matthew was very successful with the CHALLENGES of learning to recognize and use a new pedagogy!
Using challenge in my relationship with a Teacher Education Candidate was equally as successful.
Rachel Murray: using a visible thinking routine to help students make connections to concepts in science
As a result of my TLLP activities I was in a position to mentor other experienced teachers
But, consider, what does this word ‘intellectual’ really convey to most classroom teachers? Is it a word they are comfortable with? Do they think of themselves as being “intellectual?” And what would it take for the “average” teacher to develop a realistic vision of “intellectual work” and of “intellectual quality” in either student work or pedagogy?
How often do we consider pedagogy in our mentoring?

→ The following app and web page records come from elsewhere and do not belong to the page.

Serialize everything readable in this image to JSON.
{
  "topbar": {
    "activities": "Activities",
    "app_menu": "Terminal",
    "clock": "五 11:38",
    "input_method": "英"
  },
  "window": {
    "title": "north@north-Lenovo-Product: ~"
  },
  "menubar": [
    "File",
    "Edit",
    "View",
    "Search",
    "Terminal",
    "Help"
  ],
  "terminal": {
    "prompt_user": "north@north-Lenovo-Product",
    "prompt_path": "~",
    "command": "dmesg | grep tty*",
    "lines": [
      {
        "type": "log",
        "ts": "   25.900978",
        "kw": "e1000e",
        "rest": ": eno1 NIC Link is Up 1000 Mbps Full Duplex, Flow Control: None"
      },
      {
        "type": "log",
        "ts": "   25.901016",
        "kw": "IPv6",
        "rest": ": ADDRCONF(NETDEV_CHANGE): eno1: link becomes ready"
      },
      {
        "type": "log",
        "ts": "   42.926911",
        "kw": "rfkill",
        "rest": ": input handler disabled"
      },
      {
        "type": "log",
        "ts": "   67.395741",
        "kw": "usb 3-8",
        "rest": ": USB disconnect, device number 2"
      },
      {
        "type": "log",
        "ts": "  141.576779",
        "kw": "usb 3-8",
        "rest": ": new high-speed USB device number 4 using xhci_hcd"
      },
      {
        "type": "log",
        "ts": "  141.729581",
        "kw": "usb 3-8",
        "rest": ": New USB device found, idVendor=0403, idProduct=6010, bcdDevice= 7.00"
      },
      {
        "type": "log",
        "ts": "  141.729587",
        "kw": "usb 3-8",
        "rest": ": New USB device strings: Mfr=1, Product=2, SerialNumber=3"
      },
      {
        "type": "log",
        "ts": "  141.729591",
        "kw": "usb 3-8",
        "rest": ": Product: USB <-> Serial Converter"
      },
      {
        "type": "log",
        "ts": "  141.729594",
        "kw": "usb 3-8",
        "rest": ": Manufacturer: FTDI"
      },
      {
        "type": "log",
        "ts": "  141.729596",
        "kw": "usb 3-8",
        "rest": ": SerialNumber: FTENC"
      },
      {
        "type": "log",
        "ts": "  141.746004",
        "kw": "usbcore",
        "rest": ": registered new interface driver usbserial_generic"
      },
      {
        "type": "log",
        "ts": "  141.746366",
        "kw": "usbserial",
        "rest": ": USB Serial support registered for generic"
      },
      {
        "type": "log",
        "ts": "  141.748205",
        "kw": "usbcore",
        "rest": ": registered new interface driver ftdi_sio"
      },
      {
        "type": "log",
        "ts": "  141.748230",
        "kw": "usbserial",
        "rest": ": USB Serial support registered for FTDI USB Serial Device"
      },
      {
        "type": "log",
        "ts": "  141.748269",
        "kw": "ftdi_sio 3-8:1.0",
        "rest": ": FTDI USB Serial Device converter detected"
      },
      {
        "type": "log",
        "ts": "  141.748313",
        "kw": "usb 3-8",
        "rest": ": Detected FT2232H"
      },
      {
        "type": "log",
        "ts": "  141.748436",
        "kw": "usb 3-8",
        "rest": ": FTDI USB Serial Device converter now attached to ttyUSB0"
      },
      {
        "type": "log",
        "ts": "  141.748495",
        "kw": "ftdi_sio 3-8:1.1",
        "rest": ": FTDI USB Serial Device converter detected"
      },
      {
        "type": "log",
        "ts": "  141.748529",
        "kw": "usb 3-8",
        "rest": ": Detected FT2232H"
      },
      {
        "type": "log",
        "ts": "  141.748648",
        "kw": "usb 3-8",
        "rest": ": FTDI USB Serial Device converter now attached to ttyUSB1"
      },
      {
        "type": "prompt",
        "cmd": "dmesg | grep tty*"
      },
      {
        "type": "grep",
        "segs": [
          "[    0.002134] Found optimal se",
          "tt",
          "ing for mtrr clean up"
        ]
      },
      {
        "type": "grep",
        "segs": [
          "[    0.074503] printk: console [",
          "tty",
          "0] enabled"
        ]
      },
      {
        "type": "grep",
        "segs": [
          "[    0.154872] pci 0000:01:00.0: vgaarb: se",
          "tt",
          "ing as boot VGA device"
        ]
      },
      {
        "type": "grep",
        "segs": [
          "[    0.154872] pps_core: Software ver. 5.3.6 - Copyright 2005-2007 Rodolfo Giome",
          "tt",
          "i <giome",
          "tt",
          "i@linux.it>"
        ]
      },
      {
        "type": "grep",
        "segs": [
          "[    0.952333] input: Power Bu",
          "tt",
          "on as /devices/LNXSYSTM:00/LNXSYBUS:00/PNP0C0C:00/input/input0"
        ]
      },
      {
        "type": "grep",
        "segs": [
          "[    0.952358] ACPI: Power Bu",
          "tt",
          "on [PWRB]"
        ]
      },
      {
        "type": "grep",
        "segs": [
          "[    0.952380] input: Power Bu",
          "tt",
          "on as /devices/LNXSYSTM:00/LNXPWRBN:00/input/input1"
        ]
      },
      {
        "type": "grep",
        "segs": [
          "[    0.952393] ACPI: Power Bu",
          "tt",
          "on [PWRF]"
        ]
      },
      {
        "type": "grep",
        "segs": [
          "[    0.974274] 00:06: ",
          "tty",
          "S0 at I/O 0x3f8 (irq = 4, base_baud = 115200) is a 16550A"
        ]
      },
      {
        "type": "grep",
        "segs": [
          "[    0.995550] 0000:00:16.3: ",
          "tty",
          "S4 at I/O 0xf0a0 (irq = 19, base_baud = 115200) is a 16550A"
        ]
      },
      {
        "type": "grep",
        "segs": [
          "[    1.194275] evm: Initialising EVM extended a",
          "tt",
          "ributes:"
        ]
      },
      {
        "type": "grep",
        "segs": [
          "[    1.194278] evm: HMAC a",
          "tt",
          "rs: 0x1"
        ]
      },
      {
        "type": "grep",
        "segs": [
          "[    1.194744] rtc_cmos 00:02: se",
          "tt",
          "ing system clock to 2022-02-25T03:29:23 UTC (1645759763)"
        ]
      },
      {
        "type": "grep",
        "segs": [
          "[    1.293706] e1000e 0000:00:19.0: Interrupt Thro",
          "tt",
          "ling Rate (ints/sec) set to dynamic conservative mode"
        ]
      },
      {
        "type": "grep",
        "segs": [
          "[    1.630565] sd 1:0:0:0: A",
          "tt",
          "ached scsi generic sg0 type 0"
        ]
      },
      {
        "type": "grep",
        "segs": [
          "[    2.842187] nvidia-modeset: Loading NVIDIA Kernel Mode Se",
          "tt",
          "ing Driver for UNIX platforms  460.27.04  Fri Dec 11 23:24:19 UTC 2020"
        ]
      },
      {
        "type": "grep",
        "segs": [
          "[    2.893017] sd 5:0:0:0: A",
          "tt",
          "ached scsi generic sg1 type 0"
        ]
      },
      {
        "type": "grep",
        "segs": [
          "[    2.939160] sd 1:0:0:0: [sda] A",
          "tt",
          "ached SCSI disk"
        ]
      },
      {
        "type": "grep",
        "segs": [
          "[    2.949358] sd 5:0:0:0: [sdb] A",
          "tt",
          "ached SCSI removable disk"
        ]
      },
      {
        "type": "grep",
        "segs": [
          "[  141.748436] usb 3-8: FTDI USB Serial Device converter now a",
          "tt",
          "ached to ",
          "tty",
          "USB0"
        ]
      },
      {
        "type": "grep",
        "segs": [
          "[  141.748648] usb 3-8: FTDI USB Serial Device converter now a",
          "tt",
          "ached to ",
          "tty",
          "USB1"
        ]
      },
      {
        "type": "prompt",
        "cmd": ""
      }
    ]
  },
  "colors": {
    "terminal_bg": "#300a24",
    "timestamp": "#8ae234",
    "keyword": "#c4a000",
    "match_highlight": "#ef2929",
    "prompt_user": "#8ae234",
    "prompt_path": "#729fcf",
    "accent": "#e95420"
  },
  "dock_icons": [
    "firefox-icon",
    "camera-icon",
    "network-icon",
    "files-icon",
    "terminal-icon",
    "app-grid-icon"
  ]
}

This is a matter that goes directly to how deeply teachers view education and to their own most deep-seated habits of thought. For example, if a discussion or presentation moves in an “intellectual” direction, many teachers complain of its being “too abstract, too theoretical” and hence “impractical”. Further conversation with them demonstrates that they think that all teachers need to be effective are techniques and tactics that can be directly communicated to them with little or no abstract reasoning or theoretical discussion. In other words, many teachers think that the abstract and theoretical is, by its very nature, impractical.
What about at the elementary level? Are we modelling this attitude of challenge for our mentees?
Summarizing my action research through the inquiry question of " How can 21st century competencies foster challenge with a mentor?"
I found EVIDENCE that encouraging the intellectual ENGAGEMENT with PEDAGOGY and curriculum instruction is an important factor in how a teacher, new or EXPERIENCED, views THEMSELVES as an aGent of education and has a meaningful impact of the kinds of intellectual activities students are exposed to.